As India’s poor financial literacy could compound the risk of digital payments related frauds, an overarching legal framework that comprehensively addresses data protection needs to precede the CBDC rollout.
High costs of deployment and operations while the note delineates that the operating costs of floating the CBDC are much lower than that of physical cash management, the fixed costs of the former are considerably high. The deployment of sophisticated technology such as quantum resistance only adds to the overall costs of the ecosystem. If RBI proceeds with a token-based CBDC, the operational costs for creating unique tokens would be exorbitantly large. With huge public and private investments already made into the UPI-based digital payments space, additional public investments for CBDC infrastructure could imply a bigger public burden.
The real reason for urgency – keeping up with the world?
The Note also focuses on the importance of cross-border interoperability of the digital rupee for real-time settlements among central banks. Central banks across the world along with Bank for International Settlements (BIS) have collaborated to explore proofs of concept, research applied technologies, and build prototypes. Project Dunbar, for example, launched in 2022, was a collaboration between the BIS and the central banks of Australia, Malaysia, Singapore, and South Africa to explore the viability of a common platform for multiple CBDCs. Many such projects have taken off since 2021 where the participating central banks investigate the functionality and practicality of the CBDCs. Without a CBDC system in place, India cannot partake in such international payment corridors that enable seamless international trade settlements. This may, in fact, be one of the reasons why the central bank, with great fervor, displayed alacrity in floating the digital rupee.
While the embedding of the digital rupee in the international settlement landscape is indispensable and inevitable, a simultaneous focus on it might divert the attention that the domestic CBDC ecosystem deserves at the moment. India is a huge country sustaining multiple sub-national economies comparable to some individual national economies of the world. The country first needs a robust CBDC ecosystem that serves its domestic needs well and then embraces interoperability once enough consumer confidence and adoption are secured. Jumping the gun and bowing to international pressure (G20 commitments) might expose the crevices in the hasty implementation of the digital rupee to vulnerabilities.

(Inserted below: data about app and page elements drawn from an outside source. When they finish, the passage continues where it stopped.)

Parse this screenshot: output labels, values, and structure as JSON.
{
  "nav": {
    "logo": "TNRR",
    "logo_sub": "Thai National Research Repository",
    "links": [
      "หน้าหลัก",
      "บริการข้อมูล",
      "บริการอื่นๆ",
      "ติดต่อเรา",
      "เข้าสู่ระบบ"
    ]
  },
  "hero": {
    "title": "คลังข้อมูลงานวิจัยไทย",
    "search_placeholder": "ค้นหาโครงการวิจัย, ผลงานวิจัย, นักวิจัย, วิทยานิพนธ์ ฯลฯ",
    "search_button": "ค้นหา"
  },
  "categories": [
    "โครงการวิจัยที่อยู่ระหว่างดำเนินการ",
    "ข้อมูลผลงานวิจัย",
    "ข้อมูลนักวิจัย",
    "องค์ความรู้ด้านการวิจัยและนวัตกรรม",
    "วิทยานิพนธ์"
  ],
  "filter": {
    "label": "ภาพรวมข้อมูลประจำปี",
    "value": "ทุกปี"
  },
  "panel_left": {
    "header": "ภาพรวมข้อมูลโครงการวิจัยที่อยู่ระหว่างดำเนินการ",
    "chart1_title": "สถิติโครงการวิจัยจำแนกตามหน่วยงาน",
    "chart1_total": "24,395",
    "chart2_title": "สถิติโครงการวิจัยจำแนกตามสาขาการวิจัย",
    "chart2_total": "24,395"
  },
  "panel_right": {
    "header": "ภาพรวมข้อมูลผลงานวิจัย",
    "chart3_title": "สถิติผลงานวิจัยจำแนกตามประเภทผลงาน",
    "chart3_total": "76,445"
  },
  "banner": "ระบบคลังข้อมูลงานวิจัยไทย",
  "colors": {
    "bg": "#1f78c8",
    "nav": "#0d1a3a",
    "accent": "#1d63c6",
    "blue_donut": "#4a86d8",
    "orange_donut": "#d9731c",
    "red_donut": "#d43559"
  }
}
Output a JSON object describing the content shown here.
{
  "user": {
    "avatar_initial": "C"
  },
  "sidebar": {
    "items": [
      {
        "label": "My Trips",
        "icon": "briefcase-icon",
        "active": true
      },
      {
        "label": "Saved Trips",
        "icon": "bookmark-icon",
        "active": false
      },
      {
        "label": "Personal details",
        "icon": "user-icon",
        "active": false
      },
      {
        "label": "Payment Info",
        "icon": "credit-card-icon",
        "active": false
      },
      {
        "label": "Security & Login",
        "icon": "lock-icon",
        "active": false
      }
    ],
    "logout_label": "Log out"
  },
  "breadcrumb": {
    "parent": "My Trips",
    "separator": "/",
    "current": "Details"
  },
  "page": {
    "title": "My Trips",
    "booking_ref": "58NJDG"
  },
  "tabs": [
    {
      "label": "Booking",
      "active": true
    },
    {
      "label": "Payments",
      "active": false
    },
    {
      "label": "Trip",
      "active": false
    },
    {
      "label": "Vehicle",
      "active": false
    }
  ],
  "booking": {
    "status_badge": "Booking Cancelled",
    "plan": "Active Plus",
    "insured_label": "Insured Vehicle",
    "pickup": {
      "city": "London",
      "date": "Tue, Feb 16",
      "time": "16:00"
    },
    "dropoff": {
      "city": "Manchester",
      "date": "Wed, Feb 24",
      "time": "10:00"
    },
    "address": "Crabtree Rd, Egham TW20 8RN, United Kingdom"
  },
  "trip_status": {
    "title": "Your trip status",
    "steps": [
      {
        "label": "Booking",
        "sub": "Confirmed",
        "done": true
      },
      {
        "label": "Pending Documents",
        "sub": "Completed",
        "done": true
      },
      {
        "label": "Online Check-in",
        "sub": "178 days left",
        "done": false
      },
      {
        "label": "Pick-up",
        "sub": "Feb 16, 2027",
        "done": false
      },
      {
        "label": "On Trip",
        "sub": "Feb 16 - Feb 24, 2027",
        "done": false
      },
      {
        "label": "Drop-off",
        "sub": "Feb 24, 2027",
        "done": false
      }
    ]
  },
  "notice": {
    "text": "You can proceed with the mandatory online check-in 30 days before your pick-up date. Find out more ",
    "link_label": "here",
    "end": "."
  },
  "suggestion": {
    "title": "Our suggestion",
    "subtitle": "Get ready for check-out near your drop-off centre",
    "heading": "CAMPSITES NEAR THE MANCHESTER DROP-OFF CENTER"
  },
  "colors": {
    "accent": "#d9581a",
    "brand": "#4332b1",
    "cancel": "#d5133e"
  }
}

The authors are from the Asia Competitiveness Institute, Lee Kuan Yew School of Public Policy, National University of Singapore. Rohanshi Vaid and Shubhangi Gupta are research analysts. Ammu George is a research fellow.